> About this exercise:
For the data below, work out the number of lines containing the string "Search" and answer with that number only.

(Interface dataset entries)
::::::::

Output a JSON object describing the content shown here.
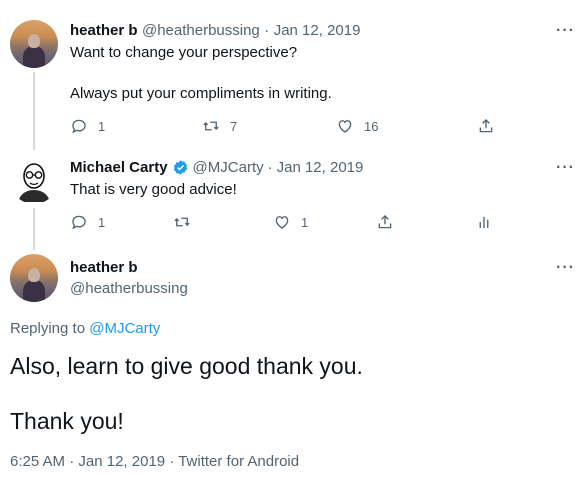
{
  "tweet1": {
    "name": "heather b",
    "handle": "@heatherbussing",
    "sep": "·",
    "date": "Jan 12, 2019",
    "line1": "Want to change your perspective?",
    "line2": "Always put your compliments in writing.",
    "replies": "1",
    "retweets": "7",
    "likes": "16"
  },
  "tweet2": {
    "name": "Michael Carty",
    "handle": "@MJCarty",
    "sep": "·",
    "date": "Jan 12, 2019",
    "text": "That is very good advice!",
    "replies": "1",
    "likes": "1"
  },
  "main": {
    "name": "heather b",
    "handle": "@heatherbussing",
    "replying_prefix": "Replying to",
    "replying_to": "@MJCarty",
    "text1": "Also, learn to give good thank you.",
    "text2": "Thank you!",
    "time": "6:25 AM",
    "sep": "·",
    "date": "Jan 12, 2019",
    "sep2": "·",
    "source": "Twitter for Android"
  },
  "more_label": "···",
  "colors": {
    "accent": "#1d9bf0",
    "muted": "#536471",
    "text": "#0f1419",
    "line": "#cfd9de"
  },
  "icons": {
    "reply": "reply-icon",
    "retweet": "retweet-icon",
    "like": "heart-icon",
    "share": "share-icon",
    "analytics": "analytics-icon",
    "verified": "verified-badge-icon",
    "more": "more-icon"
  }
}
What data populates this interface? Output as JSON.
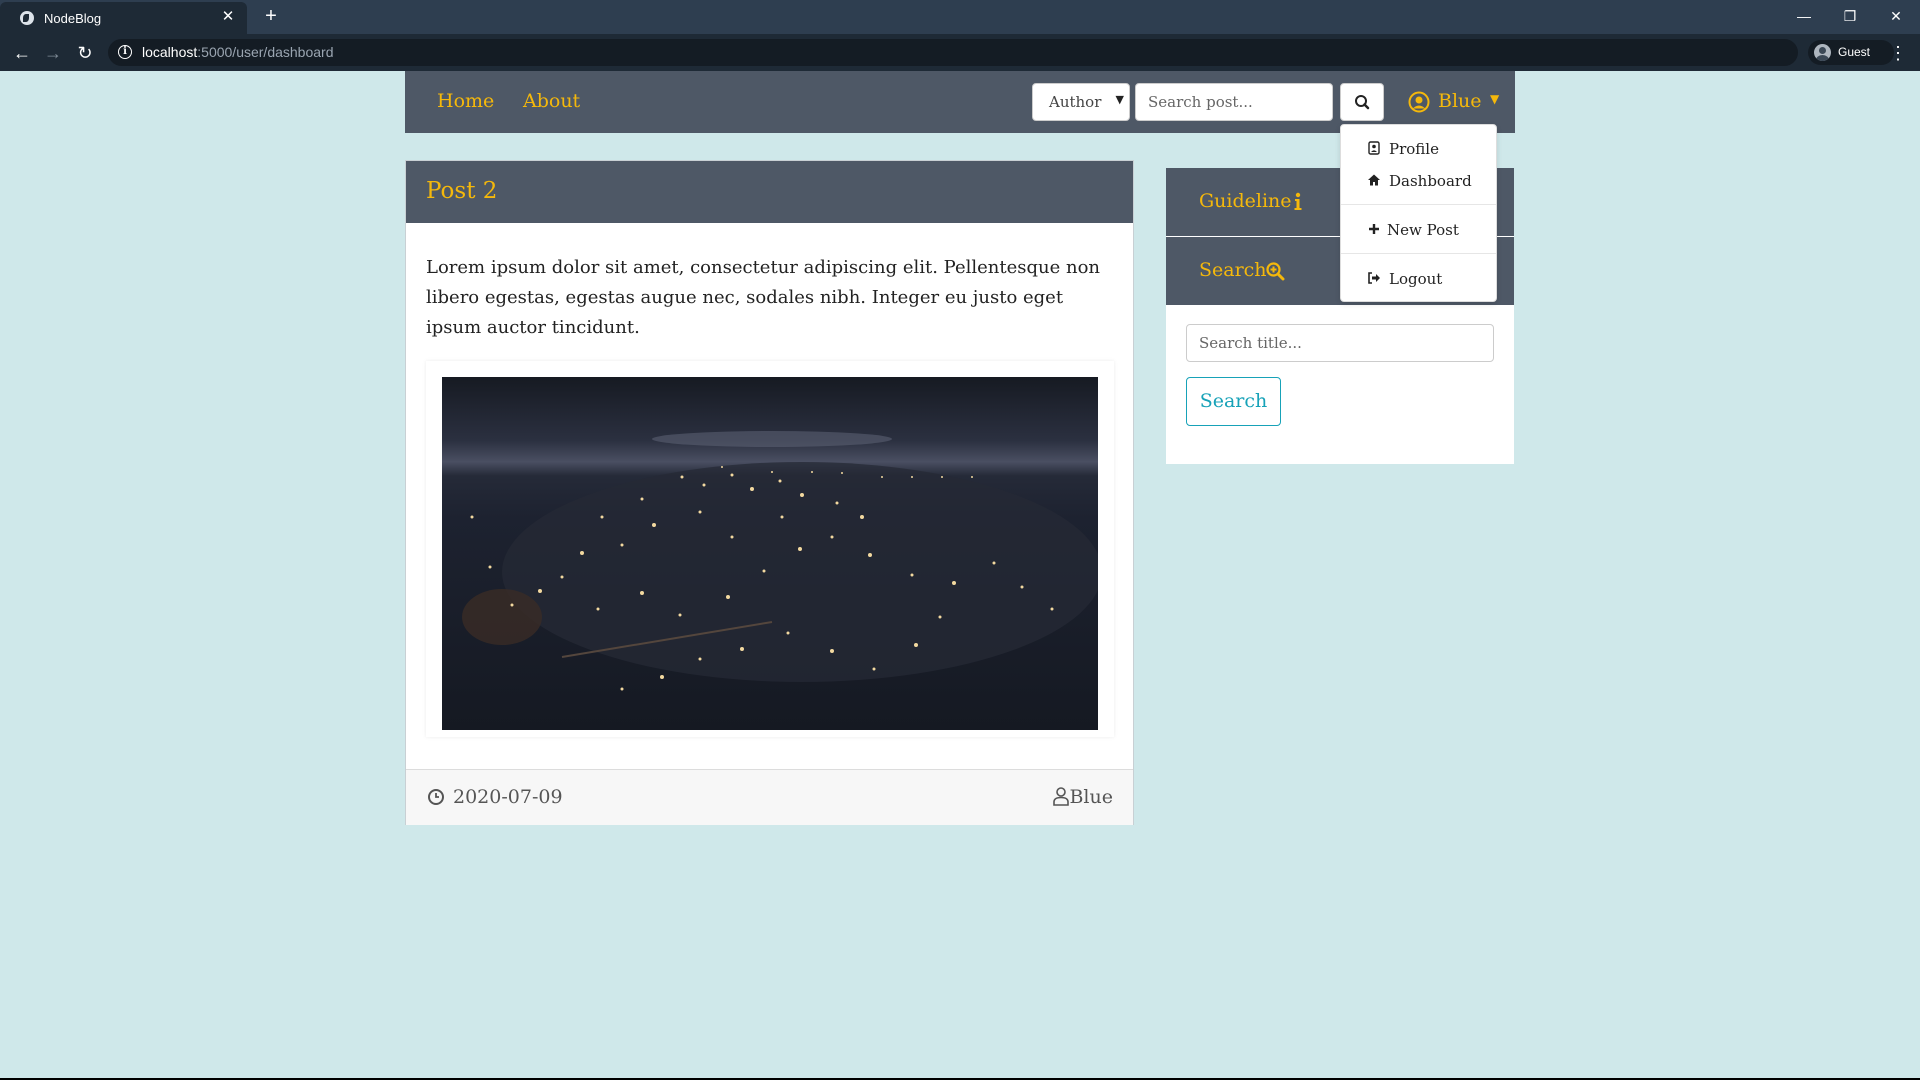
{
  "browser": {
    "tab_title": "NodeBlog",
    "url_host": "localhost",
    "url_path": ":5000/user/dashboard",
    "profile_name": "Guest"
  },
  "nav": {
    "links": [
      "Home",
      "About"
    ],
    "author_select": "Author",
    "search_placeholder": "Search post...",
    "user_name": "Blue"
  },
  "user_menu": {
    "items": [
      "Profile",
      "Dashboard",
      "New Post",
      "Logout"
    ]
  },
  "post": {
    "title": "Post 2",
    "body": "Lorem ipsum dolor sit amet, consectetur adipiscing elit. Pellentesque non libero egestas, egestas augue nec, sodales nibh. Integer eu justo eget ipsum auctor tincidunt.",
    "date": "2020-07-09",
    "author": "Blue"
  },
  "sidebar": {
    "guideline_title": "Guideline",
    "search_title": "Search",
    "search_placeholder": "Search title...",
    "search_button": "Search"
  },
  "colors": {
    "accent": "#f5b80b",
    "header_bg": "#4e5866",
    "page_bg": "#cfe8ea",
    "button_teal": "#17a2b8"
  }
}
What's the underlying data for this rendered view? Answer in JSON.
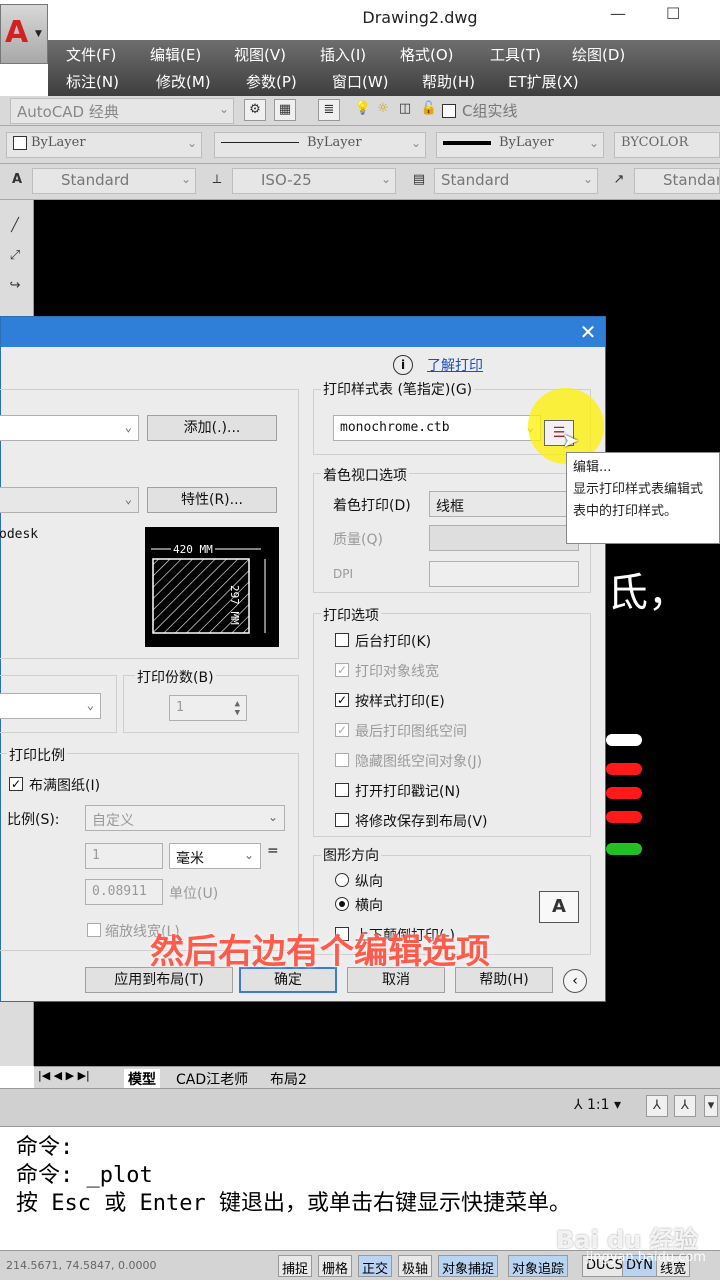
{
  "window": {
    "title": "Drawing2.dwg",
    "minimize": "—",
    "maximize": "☐"
  },
  "menubar": {
    "row1": [
      "文件(F)",
      "编辑(E)",
      "视图(V)",
      "插入(I)",
      "格式(O)",
      "工具(T)",
      "绘图(D)"
    ],
    "row2": [
      "标注(N)",
      "修改(M)",
      "参数(P)",
      "窗口(W)",
      "帮助(H)",
      "ET扩展(X)"
    ]
  },
  "toolbar": {
    "workspace": "AutoCAD 经典",
    "layer": "C组实线",
    "color": "ByLayer",
    "linetype": "ByLayer",
    "lineweight": "ByLayer",
    "plotstyle": "BYCOLOR",
    "text_style": "Standard",
    "dim_style": "ISO-25",
    "table_style": "Standard",
    "multileader_style": "Standar"
  },
  "dialog": {
    "help_link": "了解打印",
    "add_button": "添加(.)...",
    "properties_button": "特性(R)...",
    "plotter_fragment": "odesk",
    "paper_width": "420 MM",
    "paper_height": "297 MM",
    "copies_label": "打印份数(B)",
    "copies_value": "1",
    "scale_group": "打印比例",
    "fit_paper": "布满图纸(I)",
    "scale_label": "比例(S):",
    "scale_value": "自定义",
    "scale_num": "1",
    "scale_unit": "毫米",
    "scale_den": "0.08911",
    "unit_label": "单位(U)",
    "scale_lineweights": "缩放线宽(L)",
    "plot_style_group": "打印样式表 (笔指定)(G)",
    "plot_style_value": "monochrome.ctb",
    "shaded_group": "着色视口选项",
    "shade_plot_label": "着色打印(D)",
    "shade_plot_value": "线框",
    "quality_label": "质量(Q)",
    "dpi_label": "DPI",
    "options_group": "打印选项",
    "options": [
      {
        "label": "后台打印(K)",
        "checked": false,
        "disabled": false
      },
      {
        "label": "打印对象线宽",
        "checked": true,
        "disabled": true
      },
      {
        "label": "按样式打印(E)",
        "checked": true,
        "disabled": false
      },
      {
        "label": "最后打印图纸空间",
        "checked": true,
        "disabled": true
      },
      {
        "label": "隐藏图纸空间对象(J)",
        "checked": false,
        "disabled": true
      },
      {
        "label": "打开打印戳记(N)",
        "checked": false,
        "disabled": false
      },
      {
        "label": "将修改保存到布局(V)",
        "checked": false,
        "disabled": false
      }
    ],
    "orientation_group": "图形方向",
    "portrait": "纵向",
    "landscape": "横向",
    "upside_down": "上下颠倒打印(-)",
    "apply_button": "应用到布局(T)",
    "ok_button": "确定",
    "cancel_button": "取消",
    "help_button": "帮助(H)"
  },
  "tooltip": {
    "title": "编辑...",
    "desc": "显示打印样式表编辑式表中的打印样式。"
  },
  "caption": "然后右边有个编辑选项",
  "canvas_glyph": "氐，",
  "tabs": [
    "模型",
    "CAD江老师",
    "布局2"
  ],
  "annotation_scale": "1:1",
  "command_lines": [
    "命令:",
    "命令: _plot",
    "按 Esc 或 Enter 键退出，或单击右键显示快捷菜单。"
  ],
  "coords": "214.5671, 74.5847, 0.0000",
  "status_buttons": [
    "捕捉",
    "栅格",
    "正交",
    "极轴",
    "对象捕捉",
    "对象追踪",
    "DUCS",
    "DYN",
    "线宽"
  ],
  "watermark": "Bai du 经验",
  "watermark_url": "jingyan.baidu.com",
  "colors": {
    "dialog_title": "#2f7ed8",
    "canvas": "#000000",
    "caption": "#ff5a4a",
    "highlight": "#fff000"
  }
}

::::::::

> Response area:
4